Date: August 25, 2011
Topic: Glaucoma Treatments
Dr. Guy Eakin, Vice President of Scientific Affairs at the BrightFocus Foundation, talks about the common treatments for glaucoma, which includes eye drops and filtration surgery. This information is designed for anyone who has glaucoma or is caring for a family member or friend who has this eye disease.
Glaucoma Audio Files
Dr. Guy Eakin: Today I'm talking about glaucoma, the leading cause of irreversible vision loss and ultimately blindness. In this segment, I'd like to talk about medical treatments for glaucoma. The first line of treatment for most cases of glaucoma, except emergency situations, is medication.
Eye drops are frequently prescribed, because they tend to have fewer side effects than pills. Make sure your doctor is aware of any medical conditions you may have, as well as any other medications, such as vitamins or supplements that you are taking. Your eye doctor will determine the best treatment for you based on your unique situation. It's important to remember that eye drops are medications, so be sure to let your regular doctor know that you're taking prescription eye drops. To be effective, glaucoma medications must be used consistently and exactly as prescribed by your doctor. If you have trouble remembering to use your eye drops, consider setting an alarm on your clock or your cell phone as a reminder. Have your doctor show you how to correctly administer the eye drops. Remember, consistent and correct usage of these drops is the best bet for saving your vision. If medications are not effective, the next option is typically surgery.

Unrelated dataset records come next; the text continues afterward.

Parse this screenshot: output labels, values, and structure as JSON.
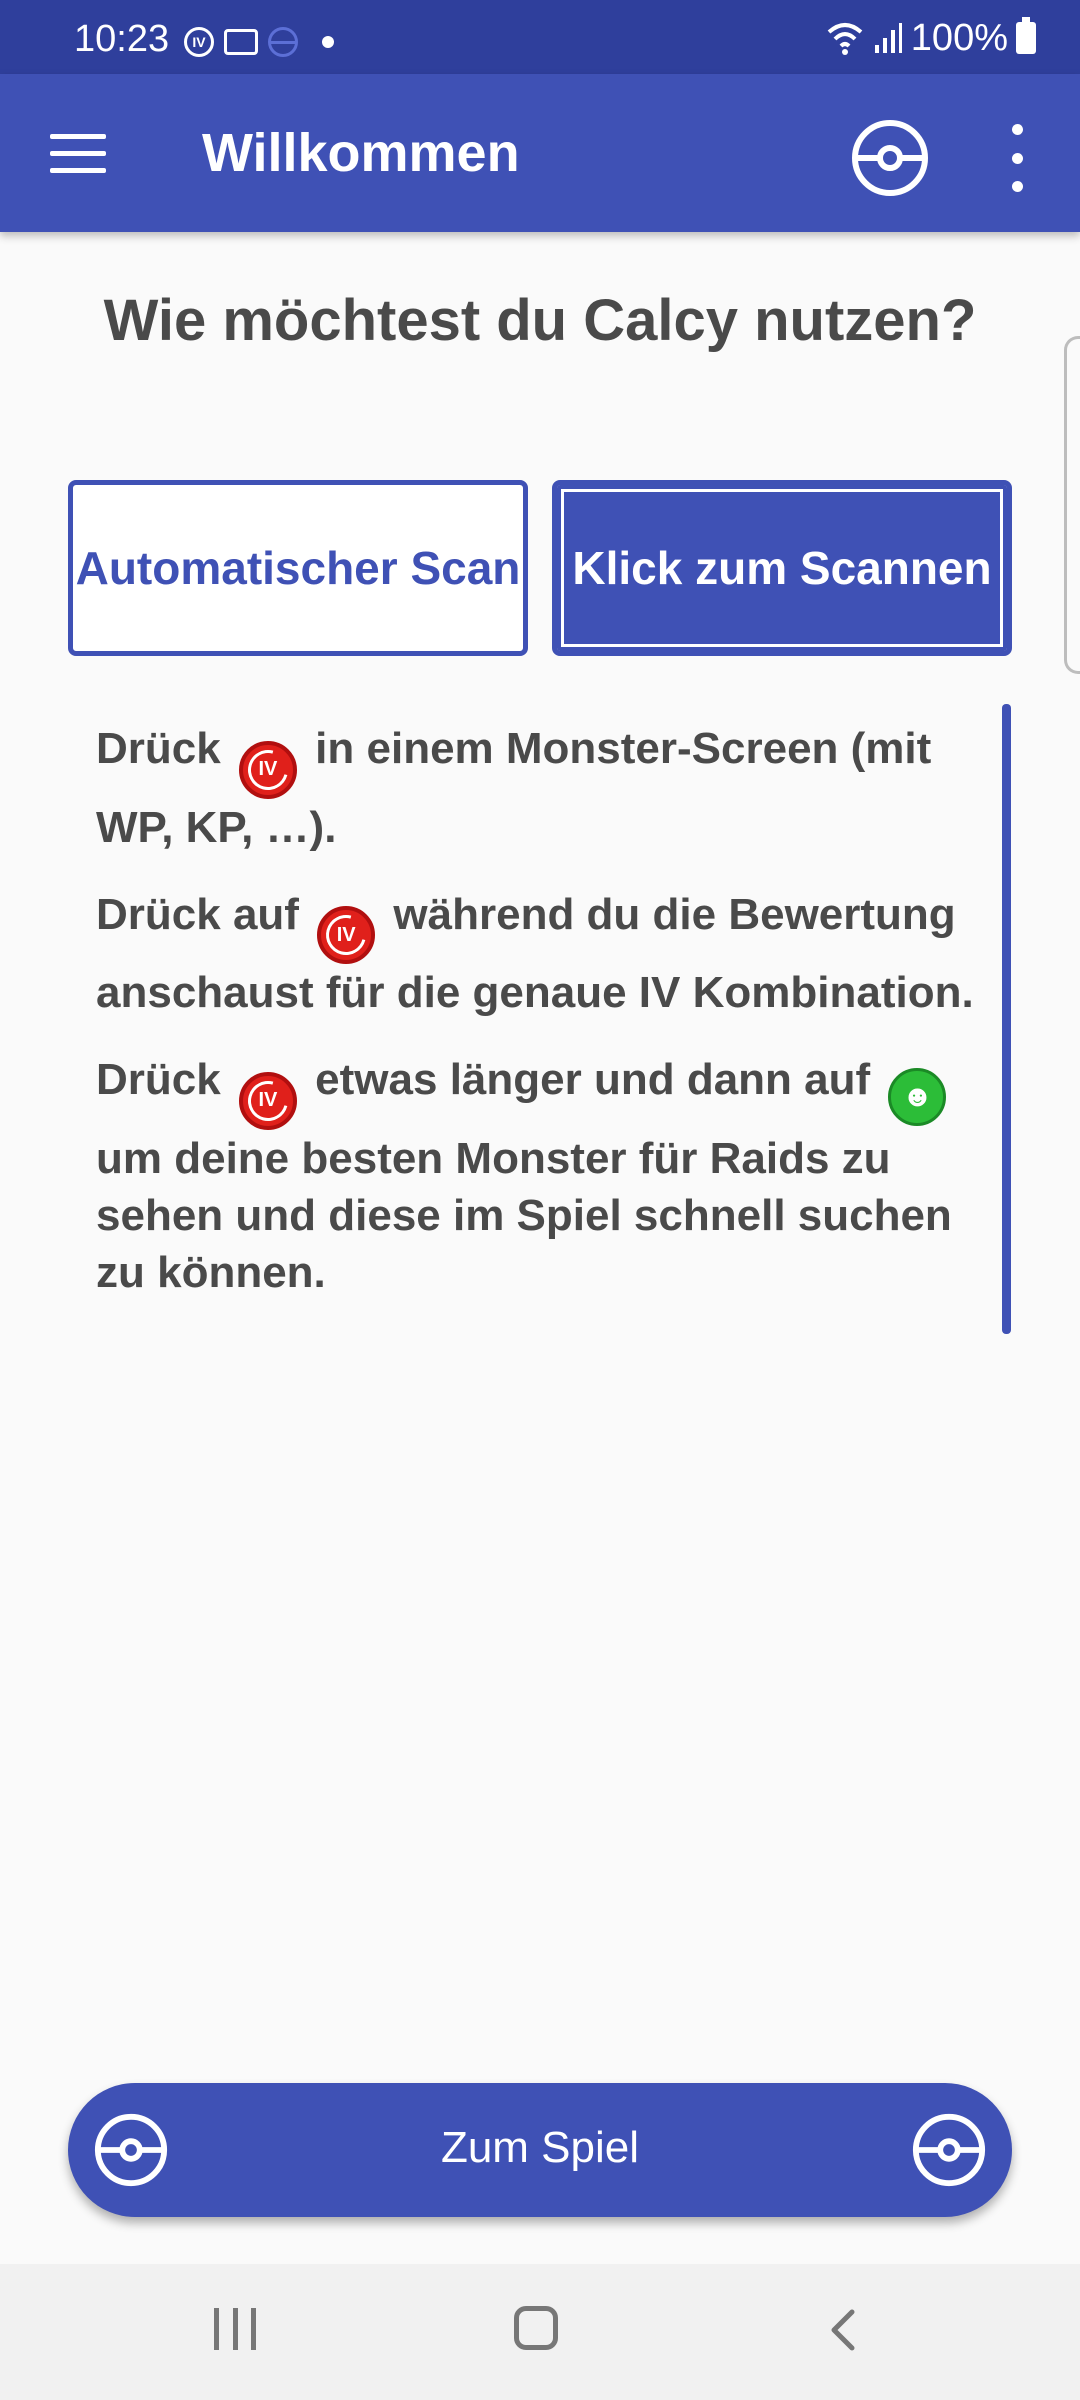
{
  "status_bar": {
    "time": "10:23",
    "iv_notification_label": "IV",
    "battery": "100%"
  },
  "app_bar": {
    "title": "Willkommen"
  },
  "main": {
    "question": "Wie möchtest du Calcy nutzen?",
    "modes": [
      {
        "label": "Automatischer Scan",
        "selected": false
      },
      {
        "label": "Klick zum Scannen",
        "selected": true
      }
    ],
    "icon_label": "IV",
    "instructions": {
      "p1_before": "Drück ",
      "p1_after": " in einem Monster-Screen (mit WP, KP, …).",
      "p2_before": "Drück auf ",
      "p2_after": " während du die Bewertung anschaust für die genaue IV Kombination.",
      "p3_before": "Drück ",
      "p3_middle": " etwas länger und dann auf ",
      "p3_after": " um deine besten Monster für Raids zu sehen und diese im Spiel schnell suchen zu können."
    }
  },
  "bottom": {
    "game_button_label": "Zum Spiel"
  },
  "colors": {
    "primary": "#3f51b5",
    "status_bar": "#2f3f9c",
    "iv_red": "#e0201b",
    "raid_green": "#2cbd38"
  }
}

For some patients, surgery may actually be the best first choice and for others a combination of medication and surgery may be the most successful.
Two exceptions to the medication first rule are infants with congenital glaucoma, who most always require surgery, and cases of acute closed-angle glaucoma, which generally require immediate surgical treatment.
Last Review: 08/30/13